RECORDS FOR THIS EXERCISE
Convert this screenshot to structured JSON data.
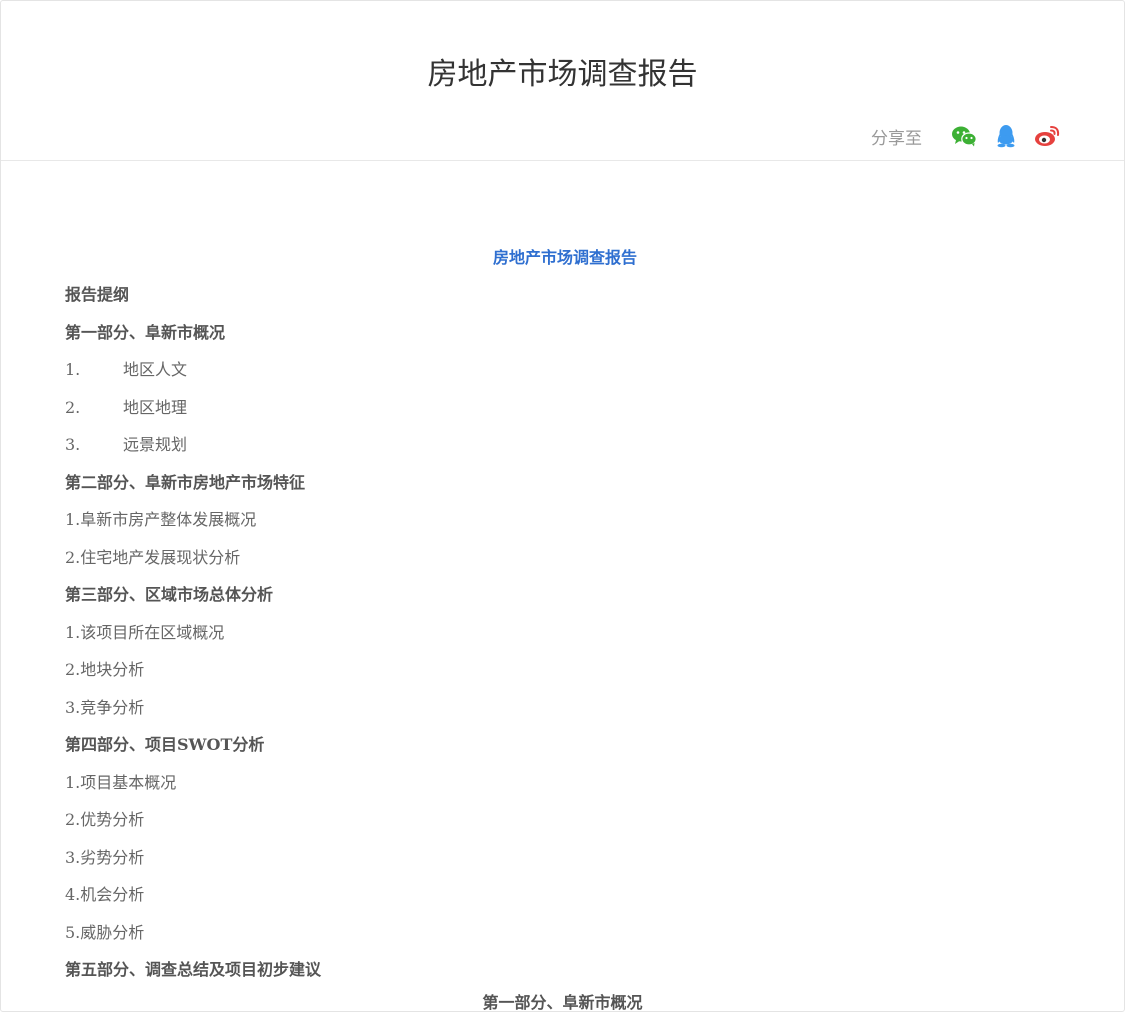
{
  "header": {
    "title": "房地产市场调查报告",
    "share_label": "分享至",
    "share_icons": [
      "wechat-icon",
      "qq-icon",
      "weibo-icon"
    ]
  },
  "document": {
    "title": "房地产市场调查报告",
    "lines": [
      {
        "text": "报告提纲",
        "bold": true
      },
      {
        "text": "第一部分、阜新市概况",
        "bold": true
      },
      {
        "num": "1.",
        "text": "地区人文",
        "bold": false
      },
      {
        "num": "2.",
        "text": "地区地理",
        "bold": false
      },
      {
        "num": "3.",
        "text": "远景规划",
        "bold": false
      },
      {
        "text": "第二部分、阜新市房地产市场特征",
        "bold": true
      },
      {
        "text": "1.阜新市房产整体发展概况",
        "bold": false
      },
      {
        "text": "2.住宅地产发展现状分析",
        "bold": false
      },
      {
        "text": "第三部分、区域市场总体分析",
        "bold": true
      },
      {
        "text": "1.该项目所在区域概况",
        "bold": false
      },
      {
        "text": "2.地块分析",
        "bold": false
      },
      {
        "text": "3.竞争分析",
        "bold": false
      },
      {
        "text": "第四部分、项目SWOT分析",
        "bold": true
      },
      {
        "text": "1.项目基本概况",
        "bold": false
      },
      {
        "text": "2.优势分析",
        "bold": false
      },
      {
        "text": "3.劣势分析",
        "bold": false
      },
      {
        "text": "4.机会分析",
        "bold": false
      },
      {
        "text": "5.威胁分析",
        "bold": false
      },
      {
        "text": "第五部分、调查总结及项目初步建议",
        "bold": true
      }
    ],
    "cut_off_heading": "第一部分、阜新市概况"
  },
  "colors": {
    "doc_title": "#2f6fd0",
    "wechat": "#3cb034",
    "qq": "#3d9bf0",
    "weibo": "#e6413e"
  }
}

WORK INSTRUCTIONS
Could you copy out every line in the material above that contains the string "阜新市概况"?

RESPONSE BOX
        "text": "第一部分、阜新市概况",
    "cut_off_heading": "第一部分、阜新市概况"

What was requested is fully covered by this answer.